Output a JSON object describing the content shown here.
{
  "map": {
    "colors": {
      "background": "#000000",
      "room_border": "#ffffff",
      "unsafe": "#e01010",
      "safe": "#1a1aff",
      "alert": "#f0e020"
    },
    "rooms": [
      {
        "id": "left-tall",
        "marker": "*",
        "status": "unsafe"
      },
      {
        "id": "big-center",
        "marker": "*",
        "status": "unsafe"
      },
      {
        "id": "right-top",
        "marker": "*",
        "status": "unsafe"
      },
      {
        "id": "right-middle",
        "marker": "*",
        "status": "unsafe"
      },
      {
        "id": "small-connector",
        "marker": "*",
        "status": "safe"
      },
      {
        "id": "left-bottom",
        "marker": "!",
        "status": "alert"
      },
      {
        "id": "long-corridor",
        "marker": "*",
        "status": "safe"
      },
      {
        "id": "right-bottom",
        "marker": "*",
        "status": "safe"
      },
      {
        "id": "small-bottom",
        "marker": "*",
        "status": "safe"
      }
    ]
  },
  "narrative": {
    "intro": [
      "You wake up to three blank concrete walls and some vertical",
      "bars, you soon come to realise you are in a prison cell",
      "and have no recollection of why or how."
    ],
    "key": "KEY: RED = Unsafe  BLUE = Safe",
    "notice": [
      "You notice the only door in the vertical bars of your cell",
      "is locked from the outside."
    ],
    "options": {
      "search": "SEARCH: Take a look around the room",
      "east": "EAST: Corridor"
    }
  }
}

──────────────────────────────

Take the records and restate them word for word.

Output a JSON object describing the content shown here.
{
  "map": {
    "colors": {
      "background": "#000000",
      "room_border": "#ffffff",
      "unsafe": "#e01010",
      "safe": "#1a1aff",
      "alert": "#f0e020"
    },
    "rooms": [
      {
        "id": "left-tall",
        "marker": "*",
        "status": "unsafe"
      },
      {
        "id": "big-center",
        "marker": "*",
        "status": "unsafe"
      },
      {
        "id": "right-top",
        "marker": "*",
        "status": "unsafe"
      },
      {
        "id": "right-middle",
        "marker": "*",
        "status": "unsafe"
      },
      {
        "id": "small-connector",
        "marker": "*",
        "status": "safe"
      },
      {
        "id": "left-bottom",
        "marker": "!",
        "status": "alert"
      },
      {
        "id": "long-corridor",
        "marker": "*",
        "status": "safe"
      },
      {
        "id": "right-bottom",
        "marker": "*",
        "status": "safe"
      },
      {
        "id": "small-bottom",
        "marker": "*",
        "status": "safe"
      }
    ]
  },
  "narrative": {
    "intro": [
      "You wake up to three blank concrete walls and some vertical",
      "bars, you soon come to realise you are in a prison cell",
      "and have no recollection of why or how."
    ],
    "key": "KEY: RED = Unsafe  BLUE = Safe",
    "notice": [
      "You notice the only door in the vertical bars of your cell",
      "is locked from the outside."
    ],
    "options": {
      "search": "SEARCH: Take a look around the room",
      "east": "EAST: Corridor"
    }
  }
}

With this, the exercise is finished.